Saturday, June 21, 2008

Today In History: High Seas No More.

On this date in 1919, fearing that his ships would be handed over to the Allies as war reparations under the pending Treaty of Versailles, Rear Admiral Ludwig von Reuter ordered that the High Seas Fleet, moored in the British naval base at Scapa Flow in Scotland, be scuttled.

Quick reaction by the Brits saved a handful of ships, but the majority of the fleet, veterans of Dogger Bank and Jutland, went to the bottom of the harbor.

3 comments:

wolfwalker said...

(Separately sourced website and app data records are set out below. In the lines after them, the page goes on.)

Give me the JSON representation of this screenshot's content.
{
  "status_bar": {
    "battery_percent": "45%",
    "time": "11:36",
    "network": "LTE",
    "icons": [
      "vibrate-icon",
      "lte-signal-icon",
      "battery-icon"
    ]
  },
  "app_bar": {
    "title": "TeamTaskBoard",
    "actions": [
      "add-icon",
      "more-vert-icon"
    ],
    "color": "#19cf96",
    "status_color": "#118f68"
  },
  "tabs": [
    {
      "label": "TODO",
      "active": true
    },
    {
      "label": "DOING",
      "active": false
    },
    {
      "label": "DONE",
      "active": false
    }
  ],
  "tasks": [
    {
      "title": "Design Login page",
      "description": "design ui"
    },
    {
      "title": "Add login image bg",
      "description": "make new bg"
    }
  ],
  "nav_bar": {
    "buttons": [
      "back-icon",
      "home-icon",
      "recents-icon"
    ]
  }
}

An interesting point about the sunken fleet in Scapa Flow: in recent years it's become a useful source of steel. Seems that a lot of steel made post-WW2 has is less-than-ideal for certain uses because all the atmospheric nuke tests in the 1940s-50s contaminated it with background radiation. But the steel in the hulls of the High Seas Fleet ships has the older pre-A-bomb levels of background radiation. So for those certain uses, salvaged steel from those ships is quite valuable.

mts said...

Herman Goering did the same thing.

By the end of the war, the Germans had better planes than the Allies, of note the Forker VII fighter. Hermann Goring, who would eventually become head of the Luftwaffe in Nazi Germany was then in command of the late Baron von Richthofen (The Red Baron) squadron. As he led his planes in for the surrender, he landed his in such a way to break the wings off; his fellow fliers followed suit, depriving the Allies of those planes."

http://www.hampton.lib.nh.us/hampton/history/military/legionpost35/armisticeterms2.htm

Tam said...

The allies got so many Fokker D.VII's after the Armistice that when they got done handing them out as war reparations, they burned the rest.